The third self-released album from the band, off of their own record label, Clamour Records, tells a story of a torrid love affair and all of the emotions you’d probably encounter. The lead singer, Rick Reid, lists John Cassavetes as one of his influences, so you should expect a dense story that’s layered with a fatal attraction towards the pain one gets from a love that doesn’t work out.
There is anger in the Cassevetes’ movies and you can certainly find anger in the lyrics of the songs from The Jazz Age. There are talks of driving into the ocean, trying on your ex’s clothes, and even seeing ghosts.
The band, from Canada, blends pop, punk, and a little bit of folk music to put together an opus of symphonic caliber.
They get in touch with their punk-rock roots on the track, “Irish Rose.” This is the song where a jaded lover misses his ex so much, he’s trying so hard to keep her in his life, he’s even wearing her clothes and trying on perfume. Any musician that could come up with (or live) a story like this definitely has a shot in the music industry ( lots of legends have been disturbed, Cobain, Jim Morrison).
The lyrics are poetic, encapsulating a story of a man who doesn’t know how to let go, like any forbidden love or broken heart, one has to or eventually will get over who they thought was their significant other. It’ll be interesting to see what kind of direction Reid and the rest of City Streets decide to go after they’re ‘over’ the ‘Jazz Age.’ Tortured souls of love, either recover triumphantly or die trying.

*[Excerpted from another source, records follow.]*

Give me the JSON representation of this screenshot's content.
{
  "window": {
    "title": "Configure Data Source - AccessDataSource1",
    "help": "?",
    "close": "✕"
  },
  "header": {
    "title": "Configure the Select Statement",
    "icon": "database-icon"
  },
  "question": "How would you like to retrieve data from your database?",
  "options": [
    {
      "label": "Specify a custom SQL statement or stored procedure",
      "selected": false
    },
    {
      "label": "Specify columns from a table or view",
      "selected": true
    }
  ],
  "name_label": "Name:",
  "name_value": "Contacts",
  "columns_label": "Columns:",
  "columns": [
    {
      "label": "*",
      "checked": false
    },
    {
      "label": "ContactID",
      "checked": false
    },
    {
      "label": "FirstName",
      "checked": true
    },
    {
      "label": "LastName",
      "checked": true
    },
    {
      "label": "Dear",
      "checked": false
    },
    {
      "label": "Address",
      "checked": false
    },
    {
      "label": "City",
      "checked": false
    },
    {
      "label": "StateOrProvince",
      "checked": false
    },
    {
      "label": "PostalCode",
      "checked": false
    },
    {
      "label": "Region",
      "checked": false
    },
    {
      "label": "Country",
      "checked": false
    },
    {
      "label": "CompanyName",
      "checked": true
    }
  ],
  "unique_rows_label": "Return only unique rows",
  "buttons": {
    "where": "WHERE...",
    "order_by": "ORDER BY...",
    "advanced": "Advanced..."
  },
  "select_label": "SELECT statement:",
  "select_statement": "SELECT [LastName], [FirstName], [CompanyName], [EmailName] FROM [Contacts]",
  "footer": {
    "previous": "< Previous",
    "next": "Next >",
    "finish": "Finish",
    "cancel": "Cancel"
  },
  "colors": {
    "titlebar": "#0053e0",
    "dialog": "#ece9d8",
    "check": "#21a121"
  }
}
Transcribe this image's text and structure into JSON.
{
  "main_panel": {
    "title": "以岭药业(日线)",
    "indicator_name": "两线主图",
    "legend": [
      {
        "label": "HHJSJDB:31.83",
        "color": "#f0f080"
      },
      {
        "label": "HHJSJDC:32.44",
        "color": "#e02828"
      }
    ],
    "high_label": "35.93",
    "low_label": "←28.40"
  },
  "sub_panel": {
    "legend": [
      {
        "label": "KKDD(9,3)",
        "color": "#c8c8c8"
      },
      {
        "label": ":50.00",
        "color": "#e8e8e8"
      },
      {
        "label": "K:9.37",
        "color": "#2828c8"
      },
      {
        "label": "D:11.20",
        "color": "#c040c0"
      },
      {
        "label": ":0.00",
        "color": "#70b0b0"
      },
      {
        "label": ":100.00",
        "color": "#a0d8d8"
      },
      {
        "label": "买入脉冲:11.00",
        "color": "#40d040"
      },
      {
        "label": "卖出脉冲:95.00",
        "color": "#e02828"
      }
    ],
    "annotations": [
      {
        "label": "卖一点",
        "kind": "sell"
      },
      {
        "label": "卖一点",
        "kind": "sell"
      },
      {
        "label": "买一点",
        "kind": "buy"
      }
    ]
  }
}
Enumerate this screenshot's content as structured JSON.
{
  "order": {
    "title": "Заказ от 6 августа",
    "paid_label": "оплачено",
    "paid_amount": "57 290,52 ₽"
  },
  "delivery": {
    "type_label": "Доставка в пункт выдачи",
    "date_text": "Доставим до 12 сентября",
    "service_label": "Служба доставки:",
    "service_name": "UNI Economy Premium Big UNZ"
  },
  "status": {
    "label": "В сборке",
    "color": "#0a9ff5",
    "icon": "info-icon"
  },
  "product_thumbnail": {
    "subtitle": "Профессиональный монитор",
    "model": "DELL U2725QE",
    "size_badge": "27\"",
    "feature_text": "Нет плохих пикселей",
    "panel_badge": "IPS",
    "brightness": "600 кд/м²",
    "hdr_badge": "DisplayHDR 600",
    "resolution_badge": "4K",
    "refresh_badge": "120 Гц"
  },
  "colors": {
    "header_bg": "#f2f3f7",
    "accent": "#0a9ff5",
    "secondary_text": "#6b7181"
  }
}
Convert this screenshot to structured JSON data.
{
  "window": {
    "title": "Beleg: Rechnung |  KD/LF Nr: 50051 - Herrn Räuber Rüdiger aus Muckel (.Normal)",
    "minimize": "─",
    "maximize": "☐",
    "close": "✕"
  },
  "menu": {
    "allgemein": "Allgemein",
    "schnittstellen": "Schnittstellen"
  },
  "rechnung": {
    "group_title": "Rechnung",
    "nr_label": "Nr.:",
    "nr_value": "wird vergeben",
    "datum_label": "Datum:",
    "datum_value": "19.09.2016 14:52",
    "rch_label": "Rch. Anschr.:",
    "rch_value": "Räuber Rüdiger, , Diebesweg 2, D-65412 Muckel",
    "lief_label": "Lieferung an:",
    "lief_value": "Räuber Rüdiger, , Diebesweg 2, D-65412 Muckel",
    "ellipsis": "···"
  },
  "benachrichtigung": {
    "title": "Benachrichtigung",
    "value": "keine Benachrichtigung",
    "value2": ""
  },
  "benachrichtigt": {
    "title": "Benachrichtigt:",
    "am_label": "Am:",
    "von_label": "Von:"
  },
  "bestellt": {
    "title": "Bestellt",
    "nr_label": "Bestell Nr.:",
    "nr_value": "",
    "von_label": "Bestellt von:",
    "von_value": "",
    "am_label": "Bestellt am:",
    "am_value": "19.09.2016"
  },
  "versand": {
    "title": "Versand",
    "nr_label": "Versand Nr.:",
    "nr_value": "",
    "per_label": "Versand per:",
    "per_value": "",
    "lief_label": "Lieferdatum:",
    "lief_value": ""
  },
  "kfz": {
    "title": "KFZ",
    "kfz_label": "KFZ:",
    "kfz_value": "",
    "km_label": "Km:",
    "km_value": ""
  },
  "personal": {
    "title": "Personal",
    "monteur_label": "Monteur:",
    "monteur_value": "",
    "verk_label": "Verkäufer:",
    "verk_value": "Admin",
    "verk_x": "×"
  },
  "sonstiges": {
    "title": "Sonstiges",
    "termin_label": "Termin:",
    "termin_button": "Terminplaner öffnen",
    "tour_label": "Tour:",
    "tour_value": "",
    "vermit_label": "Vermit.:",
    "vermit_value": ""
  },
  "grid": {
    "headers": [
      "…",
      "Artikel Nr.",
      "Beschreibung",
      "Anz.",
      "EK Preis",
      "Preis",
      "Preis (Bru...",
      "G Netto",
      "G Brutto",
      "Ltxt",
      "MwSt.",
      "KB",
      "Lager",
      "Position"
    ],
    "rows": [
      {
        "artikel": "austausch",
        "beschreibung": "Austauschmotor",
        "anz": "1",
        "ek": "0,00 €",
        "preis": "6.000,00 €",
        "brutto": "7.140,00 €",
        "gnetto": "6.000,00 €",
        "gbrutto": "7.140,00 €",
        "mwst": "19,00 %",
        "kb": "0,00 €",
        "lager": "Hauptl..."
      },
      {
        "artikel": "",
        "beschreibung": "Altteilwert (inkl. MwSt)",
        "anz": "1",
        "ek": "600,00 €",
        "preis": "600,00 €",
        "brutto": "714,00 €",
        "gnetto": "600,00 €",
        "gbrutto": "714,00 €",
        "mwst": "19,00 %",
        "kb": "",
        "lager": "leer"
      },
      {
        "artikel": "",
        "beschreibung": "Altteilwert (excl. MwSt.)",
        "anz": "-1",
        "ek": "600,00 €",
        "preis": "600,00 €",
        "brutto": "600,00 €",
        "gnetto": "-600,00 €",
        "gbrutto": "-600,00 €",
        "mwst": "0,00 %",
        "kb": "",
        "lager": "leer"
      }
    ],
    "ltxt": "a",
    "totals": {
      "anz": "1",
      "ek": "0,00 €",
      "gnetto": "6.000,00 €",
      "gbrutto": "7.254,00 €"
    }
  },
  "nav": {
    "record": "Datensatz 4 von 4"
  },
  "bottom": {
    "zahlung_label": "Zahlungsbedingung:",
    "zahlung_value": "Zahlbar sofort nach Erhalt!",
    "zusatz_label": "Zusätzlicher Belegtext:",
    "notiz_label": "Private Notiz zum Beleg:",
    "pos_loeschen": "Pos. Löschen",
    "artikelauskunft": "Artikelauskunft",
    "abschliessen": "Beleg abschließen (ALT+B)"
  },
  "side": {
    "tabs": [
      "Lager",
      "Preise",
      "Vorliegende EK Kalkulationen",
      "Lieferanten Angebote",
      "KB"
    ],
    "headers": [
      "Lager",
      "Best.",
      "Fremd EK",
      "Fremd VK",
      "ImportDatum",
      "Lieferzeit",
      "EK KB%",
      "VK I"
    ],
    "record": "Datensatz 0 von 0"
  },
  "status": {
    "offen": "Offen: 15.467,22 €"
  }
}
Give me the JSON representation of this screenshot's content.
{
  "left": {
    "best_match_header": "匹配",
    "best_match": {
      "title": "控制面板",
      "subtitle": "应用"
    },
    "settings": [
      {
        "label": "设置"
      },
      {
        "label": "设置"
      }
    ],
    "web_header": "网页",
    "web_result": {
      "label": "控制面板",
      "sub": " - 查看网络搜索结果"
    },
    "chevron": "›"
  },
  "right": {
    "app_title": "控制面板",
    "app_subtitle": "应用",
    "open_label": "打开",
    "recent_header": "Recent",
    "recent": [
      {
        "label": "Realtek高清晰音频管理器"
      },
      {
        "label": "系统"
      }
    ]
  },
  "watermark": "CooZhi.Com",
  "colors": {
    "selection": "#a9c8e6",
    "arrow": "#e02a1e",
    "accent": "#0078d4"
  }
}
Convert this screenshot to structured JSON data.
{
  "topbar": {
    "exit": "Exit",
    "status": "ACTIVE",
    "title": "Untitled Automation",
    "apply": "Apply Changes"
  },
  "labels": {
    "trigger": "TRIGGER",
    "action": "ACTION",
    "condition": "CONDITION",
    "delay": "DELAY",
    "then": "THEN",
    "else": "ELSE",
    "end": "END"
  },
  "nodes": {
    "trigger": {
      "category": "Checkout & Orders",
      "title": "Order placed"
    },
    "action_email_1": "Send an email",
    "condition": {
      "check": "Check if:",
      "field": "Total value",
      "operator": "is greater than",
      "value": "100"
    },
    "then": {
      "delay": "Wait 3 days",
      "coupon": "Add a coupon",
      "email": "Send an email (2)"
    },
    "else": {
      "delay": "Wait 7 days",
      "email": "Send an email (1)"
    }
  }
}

Other great songs to check out beside “Irish Rose:” “Song For Lee” and “White Noise.”
Photo Credit:Sarah Wyse